Now with another week of testimony behind us, a racial subtext behind Chevron's strategy is beginning to emerge. In his opening, Chevron attorney Bob Mittelstaedt admitted that Chevron paid Nigerian soldiers for their services, but justified it on rather shaky grounds: Africa is a tough neighborhood where paying (bribing) officials is a fact of life -- just because the soldiers were paid by Chevron doesn't mean they were paid agents of Chevron. At first glance, this argument struck me as a Heart of Darkness defense: business in Africa plays by different rules. Apparently international law doesn't flow up the river Niger.
I thought that Chevron would avoid the racial pitfalls of this approach, but I seem to have overestimated them. On November 5th, we saw a videotaped deposition of co-plaintiff Bassey Jeje. Jeje was shot in the hand while he waved at the soldiers aboard the platform, begging them not to shoot. At the end of the interview, Mittelstaedt asks: "Mr. Jeje, did you think that if the bullets hit your body, they would bounce off?" After a puzzled pause, Jeje responds: "No. If a bullet hits your body, it will penetrate."
What was this magical thinking all about? Chevron's lawyers seem poised to bring racial stereotypes and associations to the foreground. All along, Chevron has claimed that the villagers pirated the platform and held the workers for ransom. There's just one problem: according to all the testimony, the villagers were unarmed. How did 150 unarmed protesters hold an equal number of workers and an armed detail of Nigerian soldiers hostage? According to a motion filed on November 6th, Chevron's lawyers will claim the protesters believed they were using juju.
The defense intends to submit into evidence a photograph of a supposed juju man or witch doctor among the villagers. The jury has yet to see the photos, but by all accounts, the argument will go as follows: the protesters were 'armed' with juju charms with which they intimidated the oil workers. Then, when Chevron helicopters shuttled Nigerian soldiers to the barge, the activists attacked them with their bare hands, believing their juju could block a bullet.
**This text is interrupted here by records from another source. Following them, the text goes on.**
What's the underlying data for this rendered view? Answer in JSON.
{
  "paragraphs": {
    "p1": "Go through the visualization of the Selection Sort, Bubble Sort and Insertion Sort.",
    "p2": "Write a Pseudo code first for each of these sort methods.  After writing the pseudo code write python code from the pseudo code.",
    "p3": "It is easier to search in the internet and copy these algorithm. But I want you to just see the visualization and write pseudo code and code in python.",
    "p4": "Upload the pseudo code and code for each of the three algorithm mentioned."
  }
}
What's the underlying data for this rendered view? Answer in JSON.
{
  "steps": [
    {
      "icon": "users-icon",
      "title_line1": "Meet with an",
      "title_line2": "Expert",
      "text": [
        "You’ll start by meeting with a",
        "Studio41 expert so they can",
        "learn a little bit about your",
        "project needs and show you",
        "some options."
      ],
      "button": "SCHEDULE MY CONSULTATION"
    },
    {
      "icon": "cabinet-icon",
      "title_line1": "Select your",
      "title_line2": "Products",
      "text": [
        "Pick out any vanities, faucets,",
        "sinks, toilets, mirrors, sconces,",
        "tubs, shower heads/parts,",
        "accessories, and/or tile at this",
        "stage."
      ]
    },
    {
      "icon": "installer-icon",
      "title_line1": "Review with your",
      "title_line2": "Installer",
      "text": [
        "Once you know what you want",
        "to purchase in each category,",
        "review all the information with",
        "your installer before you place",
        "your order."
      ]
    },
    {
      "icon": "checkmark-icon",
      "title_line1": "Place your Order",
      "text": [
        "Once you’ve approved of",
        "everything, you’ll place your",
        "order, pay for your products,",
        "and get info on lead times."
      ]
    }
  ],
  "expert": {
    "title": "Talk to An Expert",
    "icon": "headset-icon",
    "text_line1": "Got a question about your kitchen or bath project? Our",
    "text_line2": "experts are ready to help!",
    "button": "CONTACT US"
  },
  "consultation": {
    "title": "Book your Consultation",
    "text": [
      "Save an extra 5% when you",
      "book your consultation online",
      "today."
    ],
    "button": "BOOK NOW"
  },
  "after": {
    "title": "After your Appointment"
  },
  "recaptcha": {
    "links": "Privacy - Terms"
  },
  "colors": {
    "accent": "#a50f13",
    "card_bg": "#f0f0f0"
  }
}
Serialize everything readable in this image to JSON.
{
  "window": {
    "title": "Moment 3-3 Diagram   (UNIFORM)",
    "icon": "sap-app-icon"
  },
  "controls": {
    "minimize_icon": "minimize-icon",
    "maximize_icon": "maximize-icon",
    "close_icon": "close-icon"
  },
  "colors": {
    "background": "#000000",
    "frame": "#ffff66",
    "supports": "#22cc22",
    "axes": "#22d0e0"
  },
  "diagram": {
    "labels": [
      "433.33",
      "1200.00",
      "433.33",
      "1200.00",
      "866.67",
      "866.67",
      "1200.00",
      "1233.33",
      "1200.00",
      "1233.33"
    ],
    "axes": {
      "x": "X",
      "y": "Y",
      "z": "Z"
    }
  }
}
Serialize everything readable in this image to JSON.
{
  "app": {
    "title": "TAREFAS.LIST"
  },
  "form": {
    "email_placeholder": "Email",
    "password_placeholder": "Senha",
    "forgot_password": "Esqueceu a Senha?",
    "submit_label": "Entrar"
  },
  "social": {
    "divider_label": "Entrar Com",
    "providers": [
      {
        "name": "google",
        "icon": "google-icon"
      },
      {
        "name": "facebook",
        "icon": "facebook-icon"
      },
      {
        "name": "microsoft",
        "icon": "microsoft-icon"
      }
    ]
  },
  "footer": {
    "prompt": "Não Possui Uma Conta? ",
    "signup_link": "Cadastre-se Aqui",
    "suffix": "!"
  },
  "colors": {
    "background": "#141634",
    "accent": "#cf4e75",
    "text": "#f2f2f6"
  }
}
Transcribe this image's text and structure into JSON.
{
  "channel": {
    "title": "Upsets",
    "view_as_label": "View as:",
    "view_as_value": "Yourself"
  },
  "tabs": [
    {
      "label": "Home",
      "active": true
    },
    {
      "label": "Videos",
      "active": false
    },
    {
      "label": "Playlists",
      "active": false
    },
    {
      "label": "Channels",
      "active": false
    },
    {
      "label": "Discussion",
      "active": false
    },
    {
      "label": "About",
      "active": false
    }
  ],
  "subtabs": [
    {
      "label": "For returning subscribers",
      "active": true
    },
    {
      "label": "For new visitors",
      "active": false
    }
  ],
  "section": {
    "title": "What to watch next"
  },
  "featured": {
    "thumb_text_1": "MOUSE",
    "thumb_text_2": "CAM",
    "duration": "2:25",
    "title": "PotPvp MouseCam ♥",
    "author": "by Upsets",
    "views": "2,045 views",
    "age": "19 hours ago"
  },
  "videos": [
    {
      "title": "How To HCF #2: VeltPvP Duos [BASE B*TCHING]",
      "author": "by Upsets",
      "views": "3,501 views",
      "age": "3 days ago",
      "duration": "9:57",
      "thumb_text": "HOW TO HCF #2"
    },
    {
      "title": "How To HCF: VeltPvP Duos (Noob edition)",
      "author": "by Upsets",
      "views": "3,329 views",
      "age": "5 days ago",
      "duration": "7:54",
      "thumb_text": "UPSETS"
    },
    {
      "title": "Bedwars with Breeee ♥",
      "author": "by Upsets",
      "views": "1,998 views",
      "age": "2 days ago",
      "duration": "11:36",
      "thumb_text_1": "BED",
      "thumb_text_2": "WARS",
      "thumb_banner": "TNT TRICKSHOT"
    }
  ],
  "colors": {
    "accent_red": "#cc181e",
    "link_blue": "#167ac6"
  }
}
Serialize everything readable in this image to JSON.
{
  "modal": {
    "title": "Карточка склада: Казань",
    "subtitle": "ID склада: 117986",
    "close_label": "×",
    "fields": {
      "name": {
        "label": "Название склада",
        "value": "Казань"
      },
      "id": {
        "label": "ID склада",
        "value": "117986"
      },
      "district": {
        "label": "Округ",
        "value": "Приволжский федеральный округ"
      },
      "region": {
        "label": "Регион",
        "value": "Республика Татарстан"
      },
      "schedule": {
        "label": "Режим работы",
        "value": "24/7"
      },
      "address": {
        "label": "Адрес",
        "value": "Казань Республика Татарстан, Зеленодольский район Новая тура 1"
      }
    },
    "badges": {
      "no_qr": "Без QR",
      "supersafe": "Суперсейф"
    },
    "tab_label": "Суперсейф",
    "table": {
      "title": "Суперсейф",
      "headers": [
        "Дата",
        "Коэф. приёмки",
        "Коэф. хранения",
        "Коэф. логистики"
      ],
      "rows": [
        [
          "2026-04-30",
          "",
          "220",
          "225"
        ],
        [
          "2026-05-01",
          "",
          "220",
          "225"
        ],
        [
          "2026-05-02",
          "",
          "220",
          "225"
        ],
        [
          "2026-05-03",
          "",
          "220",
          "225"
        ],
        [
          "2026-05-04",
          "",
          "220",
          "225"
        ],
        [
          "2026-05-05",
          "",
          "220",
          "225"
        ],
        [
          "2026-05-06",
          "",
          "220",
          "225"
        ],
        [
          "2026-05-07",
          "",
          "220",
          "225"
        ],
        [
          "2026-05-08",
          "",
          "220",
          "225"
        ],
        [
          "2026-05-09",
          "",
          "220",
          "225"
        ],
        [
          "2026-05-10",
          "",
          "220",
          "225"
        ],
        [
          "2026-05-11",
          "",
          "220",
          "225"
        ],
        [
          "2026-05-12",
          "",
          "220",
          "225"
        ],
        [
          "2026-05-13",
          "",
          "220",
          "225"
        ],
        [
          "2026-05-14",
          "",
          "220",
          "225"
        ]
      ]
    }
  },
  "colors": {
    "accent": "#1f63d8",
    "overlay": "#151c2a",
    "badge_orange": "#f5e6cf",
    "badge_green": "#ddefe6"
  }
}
Never mind that saying the villagers were armed with charms is like saying a nun is armed with a rosary; there is still a gaping hole in this argument. Many of the platform workers were American and European employees who kept separate quarters from the local workers. Even if Chevron manages to find a Nigerian worker willing to testify that he was held captive by juju, I doubt that any American worker could make the same claim.
So what's behind the juju man theory? I think it speaks to Chevron's effort to paint the Nigerian activists as irrational and volatile. Any litigator knows that certain appeals and emotional triggers can sway a jury. The more menacing the demonstrators appear, the more justified will seem Chevron's brutal response. And so Chevron is tiptoeing up to the red line of racism. The pirate/savage/witch doctor figures lie pretty deep in the Western imagination -- a legacy of slavery and colonialism. By evoking this bogeyman, Chevron hopes to side step the legitimate environmental and economic grievances of the Delta villagers.
Will this strategy play to a cosmopolitan Bay Area jury? I have my doubts. For a company with an image problem, this approach could easily backfire. Nonetheless, Chevron seems to be backed into a corner. And when times get tough, you reach for whatever's at hand. In the coming week, we'll see what Chevron has tucked away in its briefcases. Who knows, we might even find a few juju charms in there. Stay tuned.